Charities ‘failing to use tech to boost donations’

CAF’s latest survey of charity leaders reveals concerns that the sector is not effectively harnessing the power of technology to increase giving.

Joe Lepper | 8th Apr 19
Image shows charity fundraising box next to a laptop

Investing in technology is a top priority for almost nine out of ten charities, but too many are failing to use tech and digital innovations to boost donations, a survey has found.

The Charities Aid Foundation (CAF)’s Charity Landscape survey asked charity leaders key questions about the sector. This found that 87% have either already ensured IT investment is a priority or are planning to do so in the next 12 months. This is up on the findings of last year’s survey, where 83% had already or were planning to invest in IT.

The survey also found that 59% say their charity is using new technology and social media effectively, but only 29% believe charities are using tech effectively to increase giving.

Technology’s double-edged sword

Charity leaders also have mixed feelings about the benefits of new technology. While almost all who were surveyed said technology will help them innovate and find new ways to do good, nearly three quarters believe that technology will change the nature of the problems charities have to address.
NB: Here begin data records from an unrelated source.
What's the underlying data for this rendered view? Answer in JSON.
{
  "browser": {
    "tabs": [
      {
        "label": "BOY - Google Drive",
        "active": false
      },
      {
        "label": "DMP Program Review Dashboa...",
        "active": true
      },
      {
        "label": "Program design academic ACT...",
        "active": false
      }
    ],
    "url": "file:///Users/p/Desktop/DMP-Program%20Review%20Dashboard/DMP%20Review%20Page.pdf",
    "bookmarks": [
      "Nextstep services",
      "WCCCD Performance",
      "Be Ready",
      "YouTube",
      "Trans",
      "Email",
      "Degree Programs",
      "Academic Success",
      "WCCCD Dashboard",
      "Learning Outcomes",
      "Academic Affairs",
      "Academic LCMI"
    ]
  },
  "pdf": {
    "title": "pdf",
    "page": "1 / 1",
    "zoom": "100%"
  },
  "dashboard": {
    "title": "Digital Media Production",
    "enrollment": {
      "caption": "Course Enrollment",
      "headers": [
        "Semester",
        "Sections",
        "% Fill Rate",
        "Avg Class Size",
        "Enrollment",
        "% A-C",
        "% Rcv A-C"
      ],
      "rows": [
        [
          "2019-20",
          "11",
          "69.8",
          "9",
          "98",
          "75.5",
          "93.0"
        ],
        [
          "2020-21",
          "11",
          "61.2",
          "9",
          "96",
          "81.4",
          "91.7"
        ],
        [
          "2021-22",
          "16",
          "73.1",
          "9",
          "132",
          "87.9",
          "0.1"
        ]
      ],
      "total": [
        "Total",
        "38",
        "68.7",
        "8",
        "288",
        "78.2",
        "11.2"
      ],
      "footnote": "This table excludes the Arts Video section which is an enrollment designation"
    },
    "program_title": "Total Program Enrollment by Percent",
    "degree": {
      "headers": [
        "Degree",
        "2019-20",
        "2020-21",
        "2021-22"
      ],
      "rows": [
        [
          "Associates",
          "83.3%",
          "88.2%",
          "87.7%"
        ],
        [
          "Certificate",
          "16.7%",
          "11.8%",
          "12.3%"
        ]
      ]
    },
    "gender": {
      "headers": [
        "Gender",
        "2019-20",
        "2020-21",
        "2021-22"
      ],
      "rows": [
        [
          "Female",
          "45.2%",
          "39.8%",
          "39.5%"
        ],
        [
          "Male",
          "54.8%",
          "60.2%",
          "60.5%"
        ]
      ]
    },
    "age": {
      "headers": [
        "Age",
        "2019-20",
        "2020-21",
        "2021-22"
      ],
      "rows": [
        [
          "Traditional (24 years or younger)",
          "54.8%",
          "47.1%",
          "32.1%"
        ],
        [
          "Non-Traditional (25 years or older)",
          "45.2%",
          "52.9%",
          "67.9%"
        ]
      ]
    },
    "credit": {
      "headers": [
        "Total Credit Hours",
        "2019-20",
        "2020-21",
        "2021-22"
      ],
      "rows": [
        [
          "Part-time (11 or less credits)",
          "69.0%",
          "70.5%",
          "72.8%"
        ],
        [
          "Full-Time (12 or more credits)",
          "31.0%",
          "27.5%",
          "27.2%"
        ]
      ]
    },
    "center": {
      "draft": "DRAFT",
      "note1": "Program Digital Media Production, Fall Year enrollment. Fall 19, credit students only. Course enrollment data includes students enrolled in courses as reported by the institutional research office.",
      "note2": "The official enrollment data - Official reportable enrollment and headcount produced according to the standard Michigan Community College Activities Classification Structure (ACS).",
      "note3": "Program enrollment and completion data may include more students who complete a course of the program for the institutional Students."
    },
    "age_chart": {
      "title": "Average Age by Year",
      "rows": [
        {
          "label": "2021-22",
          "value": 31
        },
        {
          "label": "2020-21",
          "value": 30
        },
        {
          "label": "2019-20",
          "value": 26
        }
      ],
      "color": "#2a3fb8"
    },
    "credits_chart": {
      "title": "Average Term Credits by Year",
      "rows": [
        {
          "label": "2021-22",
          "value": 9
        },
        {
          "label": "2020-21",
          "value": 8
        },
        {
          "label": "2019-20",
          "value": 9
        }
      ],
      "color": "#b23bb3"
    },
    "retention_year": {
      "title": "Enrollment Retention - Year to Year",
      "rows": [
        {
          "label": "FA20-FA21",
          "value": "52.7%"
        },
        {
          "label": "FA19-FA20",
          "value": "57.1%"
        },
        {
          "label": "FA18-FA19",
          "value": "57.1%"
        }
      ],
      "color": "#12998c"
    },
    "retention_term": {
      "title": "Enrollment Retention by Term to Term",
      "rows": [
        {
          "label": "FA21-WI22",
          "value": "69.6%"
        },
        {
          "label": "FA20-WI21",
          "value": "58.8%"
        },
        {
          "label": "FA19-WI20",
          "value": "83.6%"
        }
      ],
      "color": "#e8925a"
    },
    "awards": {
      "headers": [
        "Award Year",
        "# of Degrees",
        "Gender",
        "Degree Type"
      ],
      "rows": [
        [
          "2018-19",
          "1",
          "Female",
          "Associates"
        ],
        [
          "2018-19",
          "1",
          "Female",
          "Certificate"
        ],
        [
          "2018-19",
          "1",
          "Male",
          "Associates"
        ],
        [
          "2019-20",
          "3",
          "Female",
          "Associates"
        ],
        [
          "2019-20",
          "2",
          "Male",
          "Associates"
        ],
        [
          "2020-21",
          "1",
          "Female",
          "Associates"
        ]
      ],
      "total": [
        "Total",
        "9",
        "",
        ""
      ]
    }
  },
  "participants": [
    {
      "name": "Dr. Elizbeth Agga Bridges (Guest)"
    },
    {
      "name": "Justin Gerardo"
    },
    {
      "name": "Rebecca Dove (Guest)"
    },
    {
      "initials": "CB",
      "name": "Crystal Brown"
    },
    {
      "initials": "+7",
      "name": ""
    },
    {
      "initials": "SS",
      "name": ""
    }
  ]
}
A strong social media presence is seen as important for almost all charity leaders surveyed, with 95% having already or are planning to increase their social media work.

However, only 45% said their charity has a strategy in place for dealing with technological change, which drops to 38% among small charities.

CAF is urging charities to ensure they are at the centre of technological change and embrace the role of tech in their organisations.

They should “seek out passionate employees and leaders to help demonstrate the potential for charities and those developing new technologies to work together,” states a CAF report into the Charity Landscape survey’s findings.

CAF also wants the government to ensure that chairities are brought into debates about the future of technology, in particular to ensure tech and digital is developed and implemented ethically.

Brexit another top concern

The Charity Landscape survey also found that Brexit is a major concern, with most charity leaders believing it will have a negative effect on their organisation and beneficiaries.

Funding is another worry, with generating income a top challenge for 59% of charity leaders.

“All organisations are operating in a difficult political and social landscape at the moment; the charity sector is no exception to this,” said Susan Pinkney, CAF Head of Research.

“Charity leaders have spoken with a united and clear voice, emphasising several key points. They are fearful of the impact that Brexit will have, for example on staff retention and the ongoing funding that allows them to provide services for those who need them.”

“Despite this, there are reasons to be optimistic. 87% of charity leaders are investing in technological innovation in order to meet the evolving needs of their beneficiaries, reflecting a strong desire to plan ahead for the future.”